The housing market won’t recover much in the second half of 2019, says Capital Economics.
Mortgage interest rates have fallen this year, but that hasn’t spurred much action in the housing market, and things are unlikely to turn around for the remainder of the year as concerns about the economy continue to grow, the economists say.
“The fact interest rates are declining because of concerns that the economy is slowing argues against a strong rise in home purchase demand,” Capital Economics writes in a recent report. “That is reflected in measures of buyer sentiment. The decline in interest rates earlier this year failed to provide much of a boost to the share of households saying now is a good time to buy.”
That said, the report did indicate that rental demand will be solid thanks to strong wage growth and subdued home sales. And, the drop in rates has helped spur refinance activity, with applications jumping in the first half of June and signals indicating the likelihood of an upward trend for refis.

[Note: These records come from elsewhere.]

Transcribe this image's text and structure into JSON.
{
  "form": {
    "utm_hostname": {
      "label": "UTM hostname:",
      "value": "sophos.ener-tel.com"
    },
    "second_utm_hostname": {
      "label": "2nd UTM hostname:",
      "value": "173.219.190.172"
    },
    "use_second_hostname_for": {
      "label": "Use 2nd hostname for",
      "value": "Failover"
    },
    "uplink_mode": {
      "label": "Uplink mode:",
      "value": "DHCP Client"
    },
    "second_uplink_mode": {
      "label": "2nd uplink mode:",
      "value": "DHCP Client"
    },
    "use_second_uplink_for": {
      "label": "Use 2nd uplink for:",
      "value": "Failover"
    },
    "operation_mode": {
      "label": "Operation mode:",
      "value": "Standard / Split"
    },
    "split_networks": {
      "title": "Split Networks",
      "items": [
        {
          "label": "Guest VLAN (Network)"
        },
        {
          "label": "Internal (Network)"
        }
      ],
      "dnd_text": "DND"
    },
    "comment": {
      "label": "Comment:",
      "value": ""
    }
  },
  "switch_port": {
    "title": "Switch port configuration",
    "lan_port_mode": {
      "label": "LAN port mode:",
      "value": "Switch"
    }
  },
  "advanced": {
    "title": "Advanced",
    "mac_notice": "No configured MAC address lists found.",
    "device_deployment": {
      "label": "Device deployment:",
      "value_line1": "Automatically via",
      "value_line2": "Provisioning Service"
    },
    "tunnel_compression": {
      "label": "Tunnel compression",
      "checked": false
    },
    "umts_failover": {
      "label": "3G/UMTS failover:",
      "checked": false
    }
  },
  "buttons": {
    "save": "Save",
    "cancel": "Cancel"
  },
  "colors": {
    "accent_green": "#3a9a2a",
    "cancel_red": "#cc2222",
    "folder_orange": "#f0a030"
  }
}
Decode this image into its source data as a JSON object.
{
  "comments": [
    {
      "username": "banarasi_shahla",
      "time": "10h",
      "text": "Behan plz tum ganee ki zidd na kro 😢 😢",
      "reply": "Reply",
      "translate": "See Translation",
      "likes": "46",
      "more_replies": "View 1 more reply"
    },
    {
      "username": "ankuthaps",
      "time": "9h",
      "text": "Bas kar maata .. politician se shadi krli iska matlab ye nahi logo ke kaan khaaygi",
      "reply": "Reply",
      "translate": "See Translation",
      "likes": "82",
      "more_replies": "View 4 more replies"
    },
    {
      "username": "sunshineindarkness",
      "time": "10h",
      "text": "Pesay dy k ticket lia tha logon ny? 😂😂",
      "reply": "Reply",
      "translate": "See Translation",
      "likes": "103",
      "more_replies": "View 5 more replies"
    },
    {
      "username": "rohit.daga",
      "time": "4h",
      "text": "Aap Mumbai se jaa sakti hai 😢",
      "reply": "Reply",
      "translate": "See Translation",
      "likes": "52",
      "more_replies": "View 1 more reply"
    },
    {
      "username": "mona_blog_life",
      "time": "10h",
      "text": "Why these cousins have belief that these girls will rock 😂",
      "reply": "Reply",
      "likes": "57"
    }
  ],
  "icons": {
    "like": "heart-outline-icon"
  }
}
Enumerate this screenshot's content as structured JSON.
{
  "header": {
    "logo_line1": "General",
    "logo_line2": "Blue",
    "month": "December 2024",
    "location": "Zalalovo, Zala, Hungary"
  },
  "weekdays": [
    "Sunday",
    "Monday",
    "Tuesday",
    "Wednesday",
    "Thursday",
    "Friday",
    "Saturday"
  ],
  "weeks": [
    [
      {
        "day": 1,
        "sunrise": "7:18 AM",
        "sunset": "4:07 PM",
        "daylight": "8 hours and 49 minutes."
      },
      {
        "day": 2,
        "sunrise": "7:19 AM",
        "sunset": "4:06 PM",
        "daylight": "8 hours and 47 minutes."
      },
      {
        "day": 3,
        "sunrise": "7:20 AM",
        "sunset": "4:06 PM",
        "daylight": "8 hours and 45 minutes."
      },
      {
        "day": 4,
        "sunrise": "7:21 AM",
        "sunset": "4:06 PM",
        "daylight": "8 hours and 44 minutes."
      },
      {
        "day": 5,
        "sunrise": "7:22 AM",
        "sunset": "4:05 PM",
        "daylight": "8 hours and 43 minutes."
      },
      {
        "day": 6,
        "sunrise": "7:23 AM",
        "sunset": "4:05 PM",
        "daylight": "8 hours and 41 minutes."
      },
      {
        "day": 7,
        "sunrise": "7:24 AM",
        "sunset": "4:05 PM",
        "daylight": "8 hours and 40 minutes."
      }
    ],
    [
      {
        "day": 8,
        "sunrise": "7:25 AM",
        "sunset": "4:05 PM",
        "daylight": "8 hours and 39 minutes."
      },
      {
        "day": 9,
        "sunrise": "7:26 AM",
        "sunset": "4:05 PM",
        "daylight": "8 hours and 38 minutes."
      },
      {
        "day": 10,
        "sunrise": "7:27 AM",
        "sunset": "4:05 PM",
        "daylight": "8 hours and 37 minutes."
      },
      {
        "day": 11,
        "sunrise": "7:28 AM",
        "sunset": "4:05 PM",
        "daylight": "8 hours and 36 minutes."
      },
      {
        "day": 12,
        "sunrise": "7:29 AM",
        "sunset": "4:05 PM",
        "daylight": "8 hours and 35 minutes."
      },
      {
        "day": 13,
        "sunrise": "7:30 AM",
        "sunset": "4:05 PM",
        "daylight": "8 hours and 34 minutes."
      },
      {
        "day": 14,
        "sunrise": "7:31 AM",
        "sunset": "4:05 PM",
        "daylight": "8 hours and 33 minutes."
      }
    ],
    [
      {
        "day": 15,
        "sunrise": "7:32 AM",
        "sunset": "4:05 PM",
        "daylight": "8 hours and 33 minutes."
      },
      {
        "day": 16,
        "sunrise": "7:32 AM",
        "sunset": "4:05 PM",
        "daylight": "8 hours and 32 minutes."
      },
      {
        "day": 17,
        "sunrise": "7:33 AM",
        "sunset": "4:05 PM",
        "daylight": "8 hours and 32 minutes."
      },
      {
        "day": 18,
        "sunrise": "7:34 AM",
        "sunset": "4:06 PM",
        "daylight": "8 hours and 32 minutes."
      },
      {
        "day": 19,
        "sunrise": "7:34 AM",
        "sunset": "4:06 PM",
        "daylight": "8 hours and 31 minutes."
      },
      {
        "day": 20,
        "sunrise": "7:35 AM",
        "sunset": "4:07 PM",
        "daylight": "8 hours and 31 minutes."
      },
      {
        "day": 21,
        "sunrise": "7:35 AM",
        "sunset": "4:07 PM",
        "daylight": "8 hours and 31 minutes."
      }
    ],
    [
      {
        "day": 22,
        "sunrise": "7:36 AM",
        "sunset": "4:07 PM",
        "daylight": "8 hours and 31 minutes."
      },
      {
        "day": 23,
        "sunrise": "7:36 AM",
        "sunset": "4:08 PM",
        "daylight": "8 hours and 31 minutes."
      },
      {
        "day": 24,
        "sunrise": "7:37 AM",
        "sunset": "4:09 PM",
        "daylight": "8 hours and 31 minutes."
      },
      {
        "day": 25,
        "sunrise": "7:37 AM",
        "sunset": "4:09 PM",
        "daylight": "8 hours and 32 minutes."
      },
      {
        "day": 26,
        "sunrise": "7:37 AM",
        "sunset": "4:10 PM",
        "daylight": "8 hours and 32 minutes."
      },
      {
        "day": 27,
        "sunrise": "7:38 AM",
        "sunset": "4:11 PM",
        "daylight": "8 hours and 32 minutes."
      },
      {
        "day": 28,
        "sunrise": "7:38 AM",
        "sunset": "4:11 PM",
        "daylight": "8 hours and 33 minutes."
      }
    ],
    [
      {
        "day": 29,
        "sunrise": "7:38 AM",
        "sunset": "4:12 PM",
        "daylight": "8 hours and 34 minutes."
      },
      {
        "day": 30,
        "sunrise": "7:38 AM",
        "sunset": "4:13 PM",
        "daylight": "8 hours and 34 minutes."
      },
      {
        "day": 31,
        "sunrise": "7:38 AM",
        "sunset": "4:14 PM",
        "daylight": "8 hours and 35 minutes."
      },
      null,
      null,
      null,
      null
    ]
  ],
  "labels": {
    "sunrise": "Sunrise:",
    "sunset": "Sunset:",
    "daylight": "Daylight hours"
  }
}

But purchase demand is less sensitive to changes in mortgage rates, the economists say, and home sales have therefore seen less of a lift from the drop in financing costs.
Also, the drop in rates was somewhat offset by tighter lender standards, the report says, including a recent pullback from the Federal Housing Administration that may make it harder for some riskier borrowers to qualify.
But on the bright side, homes are still affordable, the economists say.
“The fall in mortgage interest rates, slower house price gains and the rise in earnings growth have led to a drop in mortgage payments as a share of income,” the report says. “And, based on our forecasts for those variables, the payment burden is set to stay at around 16% over the next couple years, low by past standards.”
But the housing market is plagued by a lack of inventory, and this will prevent any meaningful rise in existing home sales, the report predicts.
“While the number of existing homes for sale has seen some improvement since reaching a record low at the end of 2017, at 1.8 million in May market conditions are still tight,” the report says. “And with interest rates falling back, we doubt existing inventory levels will see much of an improvement over the next couple of years.”